From wearing t-shirts with dragons on them to using Buddha as home decor. There has always been a fine line between cultural appropriation and appreciation.
Let’s take a deeper look into the architectural design aesthetic called chinoiserie.
Chinoiserie is an interior design style that was created by the western fetishization for Asian motifs and techniques. This European decorative style imitates the art and design of China, Japan and other Asian countries.
This western appropriation of Asian motifs for interior design dates back to the 17th- and 18th-century. Chinoiserie pieces use Chinese motifs as well as decorative flairs seen in more traditional European art.
From an admiration standpoint chinoiserie is often seen as beautiful. But the production of this beauty reflects the appropriated labor and culture that produced it.
The western interest to exoticize Asian women and culture have been expressed through Orientalist tropes and architecture.These western interpretations were based on Chinese exports designed to cater the western audiences.
The idea of chinoiserie is often perceived as a harmless design used to apply a generic "Asian" aesthetic. But its interpretation is a destructive and troubling way of looking at Asian culture.
For example, a 1755 porcelain work called the Chinese Musicians displays disturbing slanted eyed Chinese figures.
In the world of decor, it is hard to escape chinoiserie. From wallcoverings with colorful patterns embellished with landscapes, flowers, birds and butterflies.
It is easy to dismiss the origins of chinoiserie.

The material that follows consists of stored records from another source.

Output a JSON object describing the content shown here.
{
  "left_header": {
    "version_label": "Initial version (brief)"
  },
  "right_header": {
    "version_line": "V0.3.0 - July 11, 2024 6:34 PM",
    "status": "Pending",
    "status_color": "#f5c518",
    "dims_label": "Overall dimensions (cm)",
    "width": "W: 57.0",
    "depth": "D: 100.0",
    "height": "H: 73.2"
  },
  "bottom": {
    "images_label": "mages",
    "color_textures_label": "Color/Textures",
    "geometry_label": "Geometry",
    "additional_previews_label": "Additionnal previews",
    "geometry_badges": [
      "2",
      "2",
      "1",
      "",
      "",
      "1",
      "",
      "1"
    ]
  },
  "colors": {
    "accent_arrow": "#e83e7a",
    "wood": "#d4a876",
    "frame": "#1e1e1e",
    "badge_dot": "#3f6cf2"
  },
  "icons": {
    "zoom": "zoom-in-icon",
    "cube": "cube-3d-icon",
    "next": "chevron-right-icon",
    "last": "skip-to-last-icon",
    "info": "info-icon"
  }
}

But cultural appropriation still remains an issue. As a result, chinoiserie reduces and flattens out culture for the satisfaction of aesthetics.

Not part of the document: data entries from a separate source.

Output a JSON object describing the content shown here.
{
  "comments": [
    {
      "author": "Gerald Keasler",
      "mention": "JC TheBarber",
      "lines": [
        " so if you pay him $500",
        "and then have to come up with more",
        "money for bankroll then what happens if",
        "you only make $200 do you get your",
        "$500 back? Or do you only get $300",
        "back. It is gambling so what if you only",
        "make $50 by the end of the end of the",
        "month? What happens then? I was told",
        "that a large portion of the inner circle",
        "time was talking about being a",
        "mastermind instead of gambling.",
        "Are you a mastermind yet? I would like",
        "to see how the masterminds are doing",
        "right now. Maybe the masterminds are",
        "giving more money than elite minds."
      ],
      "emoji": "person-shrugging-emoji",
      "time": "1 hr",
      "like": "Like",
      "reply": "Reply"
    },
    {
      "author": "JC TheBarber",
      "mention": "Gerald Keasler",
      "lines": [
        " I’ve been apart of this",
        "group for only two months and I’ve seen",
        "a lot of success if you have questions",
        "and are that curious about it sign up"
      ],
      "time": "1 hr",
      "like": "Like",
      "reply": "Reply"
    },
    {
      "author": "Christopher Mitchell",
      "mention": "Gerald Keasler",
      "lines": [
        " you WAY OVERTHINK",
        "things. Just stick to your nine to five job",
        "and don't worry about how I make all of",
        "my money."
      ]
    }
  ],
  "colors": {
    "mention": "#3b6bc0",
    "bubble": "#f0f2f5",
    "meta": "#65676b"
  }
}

It is our duty as consumers to steer the conversation around cultural appropriation. By questioning the design of clothing to a room or even a piece of furniture is a perfect vehicle for change.